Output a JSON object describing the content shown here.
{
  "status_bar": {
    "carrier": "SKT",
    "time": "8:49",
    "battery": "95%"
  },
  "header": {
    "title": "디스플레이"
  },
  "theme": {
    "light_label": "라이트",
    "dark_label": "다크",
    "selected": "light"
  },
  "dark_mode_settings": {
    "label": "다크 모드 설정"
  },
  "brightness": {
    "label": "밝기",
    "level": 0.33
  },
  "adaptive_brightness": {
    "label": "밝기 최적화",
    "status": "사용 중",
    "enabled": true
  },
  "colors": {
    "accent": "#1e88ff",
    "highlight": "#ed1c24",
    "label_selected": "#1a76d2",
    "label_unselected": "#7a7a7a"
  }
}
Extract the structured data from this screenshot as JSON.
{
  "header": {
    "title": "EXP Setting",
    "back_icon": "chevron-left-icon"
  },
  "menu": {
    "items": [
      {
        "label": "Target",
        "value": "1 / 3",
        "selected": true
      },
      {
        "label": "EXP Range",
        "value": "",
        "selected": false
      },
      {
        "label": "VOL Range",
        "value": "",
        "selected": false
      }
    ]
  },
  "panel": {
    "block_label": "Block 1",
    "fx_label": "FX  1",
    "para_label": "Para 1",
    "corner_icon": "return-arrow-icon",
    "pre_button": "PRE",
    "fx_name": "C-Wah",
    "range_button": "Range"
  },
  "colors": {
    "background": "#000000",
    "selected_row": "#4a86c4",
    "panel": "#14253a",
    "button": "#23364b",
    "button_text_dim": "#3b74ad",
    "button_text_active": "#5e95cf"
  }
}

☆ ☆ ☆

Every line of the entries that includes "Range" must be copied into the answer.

- **Finished exercise**:
        "label": "EXP Range",
        "label": "VOL Range",
    "range_button": "Range"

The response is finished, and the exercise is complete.